Bruce Bawer finds that appeasement is alive and well in the Western nations in the guise of peace studies. An excerpt:
Reading these personal accounts, I remembered being 17. I’d never been outside North America, but I’d paid attention in history class and, being curious about the world, had read The Rise and Fall of the Third Reich, Babi Yar, 1984, John Gunther’s Inside series, several books about the USSR, and much else. I had an uncle who’d been in a Nazi POW camp, a Polish-speaking grandmother who felt blessed to be an American citizen and not a Soviet vassal, and a Cuban schoolmate whose father, a journalist, Castro had tortured and blinded. I knew what totalitarianism was. The young people who get taken in by the Peace Racket, though, seem not to have had much of a clue about anything before visiting Haiti or Ghana or wherever.
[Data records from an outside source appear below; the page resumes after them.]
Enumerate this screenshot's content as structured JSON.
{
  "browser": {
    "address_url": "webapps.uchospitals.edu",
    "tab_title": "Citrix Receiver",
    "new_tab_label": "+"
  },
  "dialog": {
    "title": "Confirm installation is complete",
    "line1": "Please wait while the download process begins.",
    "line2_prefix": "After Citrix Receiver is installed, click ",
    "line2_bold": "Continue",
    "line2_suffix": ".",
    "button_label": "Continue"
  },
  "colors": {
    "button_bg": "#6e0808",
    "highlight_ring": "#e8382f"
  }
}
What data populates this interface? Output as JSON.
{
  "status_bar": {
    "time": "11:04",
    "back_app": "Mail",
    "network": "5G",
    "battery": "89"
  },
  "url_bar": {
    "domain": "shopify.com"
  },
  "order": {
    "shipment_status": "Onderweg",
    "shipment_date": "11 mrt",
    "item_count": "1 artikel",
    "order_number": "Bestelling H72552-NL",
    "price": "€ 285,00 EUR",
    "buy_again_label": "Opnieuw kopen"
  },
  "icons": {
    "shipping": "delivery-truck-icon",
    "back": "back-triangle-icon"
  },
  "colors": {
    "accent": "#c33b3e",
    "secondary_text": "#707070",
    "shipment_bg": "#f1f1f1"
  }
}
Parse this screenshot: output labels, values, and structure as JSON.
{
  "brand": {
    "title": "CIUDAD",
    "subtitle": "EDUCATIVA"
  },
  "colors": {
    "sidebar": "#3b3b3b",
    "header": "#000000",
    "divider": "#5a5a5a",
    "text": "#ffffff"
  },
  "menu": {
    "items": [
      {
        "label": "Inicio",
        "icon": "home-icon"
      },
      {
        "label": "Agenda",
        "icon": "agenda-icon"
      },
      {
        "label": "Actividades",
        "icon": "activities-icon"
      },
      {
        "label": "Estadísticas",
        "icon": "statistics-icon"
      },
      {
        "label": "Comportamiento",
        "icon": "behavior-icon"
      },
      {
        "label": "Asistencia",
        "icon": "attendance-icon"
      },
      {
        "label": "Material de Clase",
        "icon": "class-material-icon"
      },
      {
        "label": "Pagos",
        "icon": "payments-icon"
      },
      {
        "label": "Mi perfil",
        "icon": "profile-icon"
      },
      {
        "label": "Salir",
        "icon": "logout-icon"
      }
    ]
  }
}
And their peace studies classes and international adventures don’t exactly wise them up. A peace studies student at McGill University, recounting her internship with a “Cuban NGO” (as if there really were such a thing!), refers enthusiastically to her participation in “the largest demonstration in Cuban history.” She doesn’t elaborate, but the reference is clearly to a government-organized protest against the U.S. trade embargo. This perilously naive young woman has no idea that she was the tool of a dictatorship.